Downsizing, whether by choice or necessity, is a common occurrence for people in mid-life and beyond. Many people feel the urge to live more simply and care for less. Others no longer need the big houses where they once raised families.
For some, downsizing becomes necessary because of a move to a different and perhaps warmer climate or is brought by the desire to live nearer to children and grandchildren.
Some people want to wander the globe and can do so more easily without the burden of stuff left behind. Others can no longer afford the lifestyle they once had now that they are living on a fixed income.
Whatever your reasons for downsizing, if you have been through the experience, you have come out on the other side changed. Downsizing can be difficult, but also liberating.
What happens after you downsize? What are the benefits of downsizing? How can the disciplined pursuit of less change you?
The first step in downsizing is making a decision of where you will go. This requires you to think about what you want, what you can afford, and what would be meaningful to you.
How do you want to live now? It is an important question, and if you clarify your values as you make decisions, you will be aligning your life with your values. Living according to your values is a positive thing.
When you downsize, you are also forced to decide what to keep and what to get rid of. It isn’t always an easy decision, but if you learn to choose things according to your values, you will keep what is important to you. The result is that you live with things that make you happy.
Too many possessions often result in clutter, and clutter often results in stress. Our things can be a reminder of debt, bad choices, or unfulfilled projects. They can be reminders of obligations – like the need to hang onto Aunt Mary’s China set even though you don’t like it and have never used it.
We tend to hang onto things that remind us of happy events and people we love, but we also hang onto things that are a burden emotionally, such as the photos from a wedding that ended in divorce, or drawers full of items gifted to us by long-dead relatives.
Letting go of the things that burden us can be emotionally freeing. Looking at unfulfilled projects nags at us, which is stressful. Letting go of the to-do list of things that you no longer want to do eliminates stress.
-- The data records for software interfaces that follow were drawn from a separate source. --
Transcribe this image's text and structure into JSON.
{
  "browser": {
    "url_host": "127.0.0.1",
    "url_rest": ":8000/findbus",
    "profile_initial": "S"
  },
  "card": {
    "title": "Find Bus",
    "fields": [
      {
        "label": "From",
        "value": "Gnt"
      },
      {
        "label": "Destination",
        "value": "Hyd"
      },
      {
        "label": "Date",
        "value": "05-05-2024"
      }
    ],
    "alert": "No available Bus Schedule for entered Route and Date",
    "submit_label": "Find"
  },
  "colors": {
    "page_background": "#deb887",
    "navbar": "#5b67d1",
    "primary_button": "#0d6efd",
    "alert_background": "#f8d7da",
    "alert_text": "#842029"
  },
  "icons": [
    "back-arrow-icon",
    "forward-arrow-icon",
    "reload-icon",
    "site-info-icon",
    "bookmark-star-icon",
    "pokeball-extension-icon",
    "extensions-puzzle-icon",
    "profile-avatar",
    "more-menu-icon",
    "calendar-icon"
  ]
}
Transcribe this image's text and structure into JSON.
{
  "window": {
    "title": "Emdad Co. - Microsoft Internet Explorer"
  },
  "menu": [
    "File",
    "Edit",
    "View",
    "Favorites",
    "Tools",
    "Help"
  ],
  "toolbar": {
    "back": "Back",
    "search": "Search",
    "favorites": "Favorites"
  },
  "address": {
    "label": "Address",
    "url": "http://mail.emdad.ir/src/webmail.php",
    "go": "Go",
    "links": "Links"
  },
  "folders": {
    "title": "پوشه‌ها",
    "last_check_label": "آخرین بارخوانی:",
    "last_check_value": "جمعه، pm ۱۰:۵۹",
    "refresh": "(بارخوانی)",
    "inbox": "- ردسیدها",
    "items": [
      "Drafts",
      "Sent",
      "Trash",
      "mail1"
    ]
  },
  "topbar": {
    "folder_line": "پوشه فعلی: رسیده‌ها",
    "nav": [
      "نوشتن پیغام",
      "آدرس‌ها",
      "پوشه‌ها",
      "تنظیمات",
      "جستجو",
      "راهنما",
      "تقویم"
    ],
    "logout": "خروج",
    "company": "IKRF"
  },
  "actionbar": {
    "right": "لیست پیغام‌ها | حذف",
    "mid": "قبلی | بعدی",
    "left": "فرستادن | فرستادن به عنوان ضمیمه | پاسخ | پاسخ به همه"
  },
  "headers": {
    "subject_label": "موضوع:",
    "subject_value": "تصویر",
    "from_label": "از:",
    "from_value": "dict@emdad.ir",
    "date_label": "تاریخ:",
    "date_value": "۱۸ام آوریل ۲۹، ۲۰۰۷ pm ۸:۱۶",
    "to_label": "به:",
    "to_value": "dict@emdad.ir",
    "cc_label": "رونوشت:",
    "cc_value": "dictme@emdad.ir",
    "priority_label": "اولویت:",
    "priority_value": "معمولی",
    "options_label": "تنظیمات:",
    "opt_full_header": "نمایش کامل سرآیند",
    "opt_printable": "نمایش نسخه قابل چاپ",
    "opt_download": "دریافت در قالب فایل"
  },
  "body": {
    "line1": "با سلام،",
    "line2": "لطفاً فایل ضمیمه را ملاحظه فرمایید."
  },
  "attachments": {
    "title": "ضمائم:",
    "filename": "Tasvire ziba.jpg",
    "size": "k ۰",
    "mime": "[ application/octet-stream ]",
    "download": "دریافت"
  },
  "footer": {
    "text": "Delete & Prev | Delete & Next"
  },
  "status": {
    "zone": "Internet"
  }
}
If you love dusting, polishing, and cleaning, this won’t apply to you, but the fewer things you have, the less you have to store, clean, organize, and take care of. Instead of spending time managing and cleaning your belongings, you can do other things that you enjoy.
You may also find that you don’t miss the excess. Many people say that it is easier to get dressed when they have closets that are well edited. We tend to regularly wear only a small portion of the clothes we own.
Capsule wardrobes have become popular because a closet with fewer clothes means that your choices are more likely to be well-fitting and in good repair. It is entirely possible to be exceptionally well dressed with good, classic, basic items and colorful accessories to add interest and variation.
Others notice that they enjoy their possessions more when there are fewer but more meaningful objects in their surroundings.
A handful of picture frames on a shelf attracts our attention to the pictures inside. On the other hand, 40 pictures on the shelf makes us notice the excess rather than the special photos.
While downsizing, your possessions went somewhere. Think of the excess clothing you gave to the thrift shop. Now it’s being worn by someone else who needs it more than you did.
Think of the household goods that are now in a young couple’s first home, or a college student’s apartment. Maybe Grandma’s needlework now hangs on the wall in your daughter’s home or Grandpa’s desk is now in your grandson’s office.
If you were ever the grateful recipient of secondhand goods, then you know the value they can have. Every day, people buy things in thrift stores, antique stores, and resale shops that add value to their lives and their homes.
Unless you tossed everything in a dumpster, chances are someone else is now enjoying things you once enjoyed.
A smaller home is usually cheaper. If you own a home, you may be able to use the equity to buy a smaller one outright. Unless you move to an area with a higher cost of living, you will likely save money in taxes, which can be a substantial savings.
If you rent, moving to a smaller house or apartment will likely result in lower rent costs. In either case, you will save money in utilities and maintenance costs. Fewer expenses means more money for things like health care, leisure, or traveling. With rising inflation, we all welcome being able to save on living costs!
As you built your family and career, you often made choices because you needed to. Perhaps you moved to a particular area for a job and ended up living there for years.
You may have needed a bigger space for your children, and their space requirements – and even the school district you lived in – dictated your choices. You may have added on a mother-in-law suite so that you could care for a family member.
It is likely that, for many years, the needs of others came first. At this stage of life, it is more likely that you make your decisions based on your needs. You make choices in downsizing that allow you a fresh start.
That fresh start in your physical space also opens you up for a fresh start in other areas of your life. You may have the time and opportunity to explore a new area or meet new people. As a result, you might take up a new hobby or join a new book club.
There is no doubt that downsizing can be emotionally charged. However, if you think of it as an opportunity to create your life in a way that serves you now, you will likely be happy in your new surroundings.
How has downsizing changed you? What do you do to continue living in a way that combats clutter? What benefits of downsizing do you see in your life? I’d love to hear your experiences in the comments section below.
Tags Downsizing Your Life